Though they’ve recently started to become more inclusive, superhero franchises aren’t exactly known for their diversity. So it is unfortunately unsurprising that Zoë Kravtiz, who stars as Catwoman/Selina Kyle in The Batman, experienced rejection before landing her most recent role. In a new interview with the Guardian, Kravitz said she tried to audition for the 2012 Batman sequel, The Dark Knight Rises — emphasis on “tried.” Ultimately, she says she was told that the movie wasn’t going “urban” for the role, suggesting that she was turned down before even auditioning because of her race.
“I don’t know if it came directly from Chris Nolan,” she told the Guardian, referring to the film’s director. “It was probably a casting director of some kind or a casting director’s assistant … Being a woman of color and being an actor and being told at that time that I wasn’t able to read because of the color of my skin, and the word urban being thrown around like that, that was what was really hard about that moment.” Kravitz didn’t specify which part she wanted to audition for, though she previously said it was a “small role.”
In 2015, she relayed a similar story to Nylon, saying she “couldn’t get an audition for a small role they were casting because they weren’t ‘going urban.’” During the interview, she questioned why her race was even brought into the auditioning conversation: “What does that have to do with anything?”
In her conversation with the Guardian, Kravitz said she’s had to work against being pigeonholed as a biracial actor. “At one point,” she says, “all the scripts that were being sent were about the first Black woman to make a muffin or something. Even though those stories are important to tell, I also want to open things up for myself as an artist.”
Following the interview, Kravitz posted a statement to her Instagram Stories about the Dark Knight Rises anecdote, clarifying that the role was not Catwoman (as some people had assumed) and pointing out that “this is something I heard a lot 10 years ago — it was a different time.” She continued, “I did not mention this to point any fingers or make anyone seem racist, namely Chris Nolan, the film’s producers or anyone on the casting team, because I truly do not believe anyone meant any harm. I was simply giving an example of what it was like to be a woman of color in this industry at that time. Again this was many years ago when words like that were thrown around very casually.”
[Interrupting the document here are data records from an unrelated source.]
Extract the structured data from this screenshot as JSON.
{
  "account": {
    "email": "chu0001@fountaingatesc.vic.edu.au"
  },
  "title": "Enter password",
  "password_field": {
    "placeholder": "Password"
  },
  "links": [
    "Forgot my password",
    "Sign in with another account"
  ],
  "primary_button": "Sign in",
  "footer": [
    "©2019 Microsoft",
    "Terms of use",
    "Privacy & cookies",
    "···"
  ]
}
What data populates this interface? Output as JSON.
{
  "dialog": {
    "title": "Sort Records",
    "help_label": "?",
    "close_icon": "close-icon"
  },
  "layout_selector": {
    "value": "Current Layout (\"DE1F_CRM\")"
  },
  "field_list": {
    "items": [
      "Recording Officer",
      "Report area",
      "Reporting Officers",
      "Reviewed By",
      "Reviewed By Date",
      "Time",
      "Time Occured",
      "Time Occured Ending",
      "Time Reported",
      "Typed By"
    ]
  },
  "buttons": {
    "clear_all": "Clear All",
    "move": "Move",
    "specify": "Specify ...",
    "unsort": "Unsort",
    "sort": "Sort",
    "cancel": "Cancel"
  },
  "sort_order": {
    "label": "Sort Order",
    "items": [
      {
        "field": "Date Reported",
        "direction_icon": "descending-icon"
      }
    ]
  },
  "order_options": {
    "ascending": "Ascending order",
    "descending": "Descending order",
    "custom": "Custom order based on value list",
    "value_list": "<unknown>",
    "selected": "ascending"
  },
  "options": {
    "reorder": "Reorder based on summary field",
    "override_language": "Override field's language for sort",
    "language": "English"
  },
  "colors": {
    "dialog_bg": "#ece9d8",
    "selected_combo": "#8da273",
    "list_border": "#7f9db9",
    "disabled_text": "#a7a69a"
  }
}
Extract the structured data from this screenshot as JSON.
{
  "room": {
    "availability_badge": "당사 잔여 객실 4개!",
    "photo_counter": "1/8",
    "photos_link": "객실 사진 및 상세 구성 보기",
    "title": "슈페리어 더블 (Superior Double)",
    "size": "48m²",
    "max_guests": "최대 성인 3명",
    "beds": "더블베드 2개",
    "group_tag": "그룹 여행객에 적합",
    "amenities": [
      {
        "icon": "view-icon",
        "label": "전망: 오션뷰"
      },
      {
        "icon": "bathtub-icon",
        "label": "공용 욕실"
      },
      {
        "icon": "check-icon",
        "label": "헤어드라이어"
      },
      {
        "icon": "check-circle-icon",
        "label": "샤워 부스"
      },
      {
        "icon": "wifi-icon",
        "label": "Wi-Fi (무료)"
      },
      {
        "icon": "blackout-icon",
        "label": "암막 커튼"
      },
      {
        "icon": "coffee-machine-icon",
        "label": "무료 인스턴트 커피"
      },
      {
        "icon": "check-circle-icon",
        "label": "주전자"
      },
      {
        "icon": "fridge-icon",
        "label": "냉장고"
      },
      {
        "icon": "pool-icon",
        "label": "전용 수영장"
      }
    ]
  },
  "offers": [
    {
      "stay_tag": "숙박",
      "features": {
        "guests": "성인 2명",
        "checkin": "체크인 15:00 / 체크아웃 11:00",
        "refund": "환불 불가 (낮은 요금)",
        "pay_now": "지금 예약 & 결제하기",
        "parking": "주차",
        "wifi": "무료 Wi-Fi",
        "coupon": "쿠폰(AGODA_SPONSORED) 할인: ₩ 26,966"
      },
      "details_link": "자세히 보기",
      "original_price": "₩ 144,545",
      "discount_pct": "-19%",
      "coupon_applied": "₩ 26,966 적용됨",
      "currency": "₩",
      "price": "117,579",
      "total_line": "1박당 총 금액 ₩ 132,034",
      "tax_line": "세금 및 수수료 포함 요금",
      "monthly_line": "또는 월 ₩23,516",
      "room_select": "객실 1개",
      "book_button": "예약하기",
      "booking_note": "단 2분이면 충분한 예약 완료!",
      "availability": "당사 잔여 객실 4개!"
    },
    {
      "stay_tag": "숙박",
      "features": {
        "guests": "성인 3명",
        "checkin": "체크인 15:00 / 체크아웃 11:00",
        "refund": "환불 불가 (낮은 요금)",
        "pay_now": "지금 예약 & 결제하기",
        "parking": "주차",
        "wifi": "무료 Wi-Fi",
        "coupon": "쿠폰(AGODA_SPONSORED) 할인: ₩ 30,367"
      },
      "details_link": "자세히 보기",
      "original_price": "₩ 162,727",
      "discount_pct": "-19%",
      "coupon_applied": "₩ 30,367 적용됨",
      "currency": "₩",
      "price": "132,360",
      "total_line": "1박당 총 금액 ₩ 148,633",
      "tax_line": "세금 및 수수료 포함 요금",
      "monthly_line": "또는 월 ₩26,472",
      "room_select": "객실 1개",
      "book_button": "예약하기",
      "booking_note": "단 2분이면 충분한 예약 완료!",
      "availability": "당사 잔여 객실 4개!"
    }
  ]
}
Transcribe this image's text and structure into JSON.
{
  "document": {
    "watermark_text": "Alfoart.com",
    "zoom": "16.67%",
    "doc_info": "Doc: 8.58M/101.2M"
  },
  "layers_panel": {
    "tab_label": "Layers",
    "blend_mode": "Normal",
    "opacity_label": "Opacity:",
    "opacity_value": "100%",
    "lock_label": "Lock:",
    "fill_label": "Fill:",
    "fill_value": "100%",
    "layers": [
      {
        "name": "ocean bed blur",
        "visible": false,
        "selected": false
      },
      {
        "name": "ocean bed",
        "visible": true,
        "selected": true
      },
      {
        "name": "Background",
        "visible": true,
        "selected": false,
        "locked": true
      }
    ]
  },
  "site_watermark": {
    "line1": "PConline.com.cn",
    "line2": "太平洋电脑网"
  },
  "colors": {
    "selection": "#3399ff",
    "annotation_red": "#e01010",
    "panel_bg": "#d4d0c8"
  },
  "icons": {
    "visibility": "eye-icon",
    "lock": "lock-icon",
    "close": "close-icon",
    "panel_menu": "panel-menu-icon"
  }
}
Apropos of everything, I thought Kravitz did a great job in the new Batman movie. Revenge is a dish best deserved in a leather Catsuit.
This post has been updated.